People receiving estrogen and testosterone treatments as a part of their gender transition have an increased risk of heart attacks, strokes and blood clots. Photo by ronstik/Shutterstock
Feb. 18 (UPI) -- Transgendered people who've undergone hormone therapy may be at an elevated risk for cardiovascular events, a new study says.
People receiving estrogen and testosterone treatments as a part of their gender transition have an increased risk for heart attacks, strokes and blood clots, according to a study published Monday in the journal Circulation, though researchers note that the risk appears to decrease over time.
While receiving hormone therapy during a transition, transgender women had more than twice as many strokes, five times as many deep-vein clots and twice the rate of heart attacks as cisgender women. And transgender men had almost twice as many strokes, more than four times as many deep-vein clots and more than twice the rate of heart attacks as cisgender men.
Compared to cisgender women, transgender men also had more than a three-fold increase in heart attack risk.
"In light of our results, we urge both physicians and transgender individuals to be aware of this increased cardiovascular risk," Nienke Nota, a researcher in the department of endocrinology at the Amsterdam University Medical Center and a study author, said in a news release.
The study analyzed transgender people who received hormone therapy between 1972 and 2015, but it didn't account for other risk factors like smoking or eating habits.

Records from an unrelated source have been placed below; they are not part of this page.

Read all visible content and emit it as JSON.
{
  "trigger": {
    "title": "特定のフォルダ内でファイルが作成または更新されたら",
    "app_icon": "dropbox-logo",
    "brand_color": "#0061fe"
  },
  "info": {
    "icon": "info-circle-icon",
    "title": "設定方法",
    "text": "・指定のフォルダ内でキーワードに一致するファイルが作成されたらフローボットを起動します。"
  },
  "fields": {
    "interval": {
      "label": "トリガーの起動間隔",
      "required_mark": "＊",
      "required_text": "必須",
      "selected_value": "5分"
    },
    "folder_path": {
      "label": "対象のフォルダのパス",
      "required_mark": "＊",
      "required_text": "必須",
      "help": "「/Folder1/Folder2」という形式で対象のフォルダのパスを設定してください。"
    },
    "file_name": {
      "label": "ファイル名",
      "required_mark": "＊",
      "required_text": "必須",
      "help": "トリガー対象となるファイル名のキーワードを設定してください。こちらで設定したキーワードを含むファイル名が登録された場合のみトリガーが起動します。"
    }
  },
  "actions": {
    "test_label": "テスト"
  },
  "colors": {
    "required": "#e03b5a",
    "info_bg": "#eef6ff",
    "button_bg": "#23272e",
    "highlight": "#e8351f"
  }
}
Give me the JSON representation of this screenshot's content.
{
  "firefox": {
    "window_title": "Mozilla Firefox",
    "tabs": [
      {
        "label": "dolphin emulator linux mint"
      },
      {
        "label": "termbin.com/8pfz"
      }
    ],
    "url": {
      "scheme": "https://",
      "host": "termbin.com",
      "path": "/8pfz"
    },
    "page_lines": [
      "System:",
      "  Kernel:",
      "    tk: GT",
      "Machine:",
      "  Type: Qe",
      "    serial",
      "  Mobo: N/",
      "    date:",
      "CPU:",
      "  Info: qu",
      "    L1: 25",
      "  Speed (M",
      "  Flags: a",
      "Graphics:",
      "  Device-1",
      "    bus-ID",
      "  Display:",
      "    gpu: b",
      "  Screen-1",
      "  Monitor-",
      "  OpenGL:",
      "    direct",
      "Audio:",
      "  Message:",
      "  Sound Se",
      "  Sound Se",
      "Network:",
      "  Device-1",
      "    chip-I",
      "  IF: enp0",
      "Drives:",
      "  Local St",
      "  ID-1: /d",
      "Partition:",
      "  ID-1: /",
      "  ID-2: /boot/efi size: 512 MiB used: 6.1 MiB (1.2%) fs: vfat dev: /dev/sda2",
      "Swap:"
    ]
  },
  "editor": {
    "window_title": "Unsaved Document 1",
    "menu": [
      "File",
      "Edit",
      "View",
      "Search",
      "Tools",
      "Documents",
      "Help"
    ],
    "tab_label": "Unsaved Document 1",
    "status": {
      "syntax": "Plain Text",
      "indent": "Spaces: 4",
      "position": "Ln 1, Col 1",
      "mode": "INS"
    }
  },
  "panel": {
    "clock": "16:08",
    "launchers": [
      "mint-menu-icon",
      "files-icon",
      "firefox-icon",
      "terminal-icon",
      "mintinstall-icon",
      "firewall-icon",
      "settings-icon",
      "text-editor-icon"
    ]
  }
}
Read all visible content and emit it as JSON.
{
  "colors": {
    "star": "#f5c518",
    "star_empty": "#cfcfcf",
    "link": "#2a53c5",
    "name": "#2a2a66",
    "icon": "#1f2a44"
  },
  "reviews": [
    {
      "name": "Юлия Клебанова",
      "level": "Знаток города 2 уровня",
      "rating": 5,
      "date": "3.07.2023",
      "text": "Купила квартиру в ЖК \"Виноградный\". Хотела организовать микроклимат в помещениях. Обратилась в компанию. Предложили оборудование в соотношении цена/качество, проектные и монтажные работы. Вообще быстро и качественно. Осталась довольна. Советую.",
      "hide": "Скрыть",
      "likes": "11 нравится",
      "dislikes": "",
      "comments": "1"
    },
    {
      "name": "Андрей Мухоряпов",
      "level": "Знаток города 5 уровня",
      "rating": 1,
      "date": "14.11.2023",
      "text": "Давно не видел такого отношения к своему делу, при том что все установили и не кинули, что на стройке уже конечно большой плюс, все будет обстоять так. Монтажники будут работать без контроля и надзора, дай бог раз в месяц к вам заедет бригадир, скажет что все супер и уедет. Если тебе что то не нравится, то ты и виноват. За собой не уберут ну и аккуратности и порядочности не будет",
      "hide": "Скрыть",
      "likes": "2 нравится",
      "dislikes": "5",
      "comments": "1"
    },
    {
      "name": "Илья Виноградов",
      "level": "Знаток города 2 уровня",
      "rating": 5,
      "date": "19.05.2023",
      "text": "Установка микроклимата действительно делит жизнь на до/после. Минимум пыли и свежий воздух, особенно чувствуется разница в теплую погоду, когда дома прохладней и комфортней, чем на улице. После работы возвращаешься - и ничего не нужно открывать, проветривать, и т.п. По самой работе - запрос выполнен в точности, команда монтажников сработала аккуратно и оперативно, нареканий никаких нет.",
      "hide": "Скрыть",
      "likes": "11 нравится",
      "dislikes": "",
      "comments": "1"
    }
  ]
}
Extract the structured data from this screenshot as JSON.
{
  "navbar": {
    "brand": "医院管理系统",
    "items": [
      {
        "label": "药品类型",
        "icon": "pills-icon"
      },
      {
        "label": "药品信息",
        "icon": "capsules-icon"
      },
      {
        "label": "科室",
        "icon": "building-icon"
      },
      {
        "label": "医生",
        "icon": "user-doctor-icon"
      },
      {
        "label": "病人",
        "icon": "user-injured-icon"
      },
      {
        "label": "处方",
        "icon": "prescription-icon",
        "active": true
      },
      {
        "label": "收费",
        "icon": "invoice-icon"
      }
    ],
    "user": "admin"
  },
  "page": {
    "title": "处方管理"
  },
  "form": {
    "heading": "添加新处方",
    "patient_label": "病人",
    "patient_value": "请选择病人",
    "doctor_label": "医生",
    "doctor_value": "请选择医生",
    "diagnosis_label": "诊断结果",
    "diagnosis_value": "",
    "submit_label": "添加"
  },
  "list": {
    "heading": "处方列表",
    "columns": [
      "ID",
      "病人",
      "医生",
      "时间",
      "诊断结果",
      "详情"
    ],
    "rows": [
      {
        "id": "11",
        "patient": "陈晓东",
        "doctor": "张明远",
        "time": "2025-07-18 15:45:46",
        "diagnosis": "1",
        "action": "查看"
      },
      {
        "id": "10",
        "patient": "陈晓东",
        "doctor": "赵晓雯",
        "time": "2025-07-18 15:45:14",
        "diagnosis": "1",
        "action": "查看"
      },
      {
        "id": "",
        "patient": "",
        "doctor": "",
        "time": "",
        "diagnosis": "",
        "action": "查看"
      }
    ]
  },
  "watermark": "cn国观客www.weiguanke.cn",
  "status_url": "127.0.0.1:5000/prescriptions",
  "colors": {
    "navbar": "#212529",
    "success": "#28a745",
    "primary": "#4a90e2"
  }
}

The researchers, however, say that this study wasn't meant to find the cause of the increased cardiovascular risk, just to point out that one exists.
Although, other research has attempted to determine what effect hormone therapy has on the heart, a 2018 study found that receiving estrogen and testosterone treatments may raise triglycerides in both transgender men and transgender women.
High triglycerides can increase any person's risk for a heart attack, the CDC says.
"It may be helpful to reduce risk factors by stopping smoking, exercising, eating a healthy diet and losing weight, if needed before starting therapy, and clinicians should continue to evaluate patients on an ongoing basis thereafter," Nota said.